Cockpit windshield tests showed the inner panes survived collisions. Image: CAAC-TV

China: CAAC conducts aircraft-drone collision windshield tests

Equipment & systems Policy • regulations • airspace

The Civil Aviation Administration of China (CAAC) has conducted crash tests of a c-drone with airliner cockpit windshields, according to a report by CCA News and a film posted online by CAAC.

A research team led by CAAC, with the participation of Nanjing University of Aeronautics and Astronautics, Northwestern Polytechnical University, Shanghai Aircraft Design and Research Institute, Dà-Jiāng Innovations (DJI), the world’s leading c-drone manufacturer, airworthiness certification experts, and others, conducted the tests on November 30 at the Aviation Industry Corporation of China Aerospace Life-support Industries (AVIC-ALI) test facility near Xiangyang, Hubei Province. DJI Phantom model c-drones were hung from a frame with rotors turning, then impacted on each front window panel of a Chinese-manufactured commercial airliner nose jet-propulsed along a 6 km rocket sled test track at high speed.

In both runs the outer panes cracked, but the inner panes held in the cockpit section, yielding results comparable to bird-strike certification tests. FAA and EASA regulations for large aircraft specify a cockpit windshield must withstand an 4 lb. (1.8 kg.) bird impact, without splintering the inner pane; there are no regulations at this time for c-drone windscreen impact. Phantom model c-drones weigh approximately 3 to 4 lb. (1.3 to 1.8 kg).

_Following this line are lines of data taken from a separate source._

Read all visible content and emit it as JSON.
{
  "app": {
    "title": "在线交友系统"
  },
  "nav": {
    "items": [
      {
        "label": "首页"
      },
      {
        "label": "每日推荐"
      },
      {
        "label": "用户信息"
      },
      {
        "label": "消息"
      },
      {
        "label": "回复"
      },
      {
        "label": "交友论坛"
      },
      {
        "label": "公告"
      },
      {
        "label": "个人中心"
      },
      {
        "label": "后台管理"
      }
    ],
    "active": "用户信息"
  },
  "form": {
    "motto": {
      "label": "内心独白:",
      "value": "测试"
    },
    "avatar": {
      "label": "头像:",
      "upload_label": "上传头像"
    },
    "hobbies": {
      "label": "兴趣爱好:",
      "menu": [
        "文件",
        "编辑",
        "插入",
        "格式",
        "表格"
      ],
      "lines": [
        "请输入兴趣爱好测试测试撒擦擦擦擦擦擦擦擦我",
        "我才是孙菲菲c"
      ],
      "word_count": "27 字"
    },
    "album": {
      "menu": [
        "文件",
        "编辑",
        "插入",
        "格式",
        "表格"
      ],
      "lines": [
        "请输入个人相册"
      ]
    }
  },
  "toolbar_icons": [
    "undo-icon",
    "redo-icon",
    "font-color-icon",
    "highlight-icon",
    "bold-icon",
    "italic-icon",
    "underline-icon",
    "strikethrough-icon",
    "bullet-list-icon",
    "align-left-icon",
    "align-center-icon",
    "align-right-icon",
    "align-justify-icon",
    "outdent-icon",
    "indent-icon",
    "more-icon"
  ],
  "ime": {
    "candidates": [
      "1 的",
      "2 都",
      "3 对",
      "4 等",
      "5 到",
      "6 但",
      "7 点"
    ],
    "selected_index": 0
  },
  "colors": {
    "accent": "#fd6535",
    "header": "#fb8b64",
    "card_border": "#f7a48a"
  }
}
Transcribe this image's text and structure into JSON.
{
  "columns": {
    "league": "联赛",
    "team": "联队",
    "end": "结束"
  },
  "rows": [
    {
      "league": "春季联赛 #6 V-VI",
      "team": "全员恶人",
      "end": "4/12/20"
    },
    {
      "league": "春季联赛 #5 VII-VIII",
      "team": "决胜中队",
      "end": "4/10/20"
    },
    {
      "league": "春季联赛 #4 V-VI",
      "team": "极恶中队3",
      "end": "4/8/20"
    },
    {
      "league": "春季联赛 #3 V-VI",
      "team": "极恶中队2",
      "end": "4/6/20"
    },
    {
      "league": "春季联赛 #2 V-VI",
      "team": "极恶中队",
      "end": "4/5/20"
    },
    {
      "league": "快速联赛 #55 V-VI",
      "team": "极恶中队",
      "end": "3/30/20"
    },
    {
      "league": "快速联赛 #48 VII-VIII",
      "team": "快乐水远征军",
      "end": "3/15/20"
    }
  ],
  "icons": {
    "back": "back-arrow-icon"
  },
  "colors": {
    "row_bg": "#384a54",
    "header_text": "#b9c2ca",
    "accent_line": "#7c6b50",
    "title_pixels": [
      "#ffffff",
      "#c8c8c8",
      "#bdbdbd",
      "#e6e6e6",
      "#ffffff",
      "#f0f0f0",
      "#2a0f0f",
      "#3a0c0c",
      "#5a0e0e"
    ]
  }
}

However, although birds and quadcopter c-drones may seem comparable in size and weight, the jagged edges, metal parts, and batteries of c-drones pose a greater risk to aircraft windshields if a collision occurs, according to a July UK government study. Engine ingestion of a c-drone would also be a high-risk event requiring study.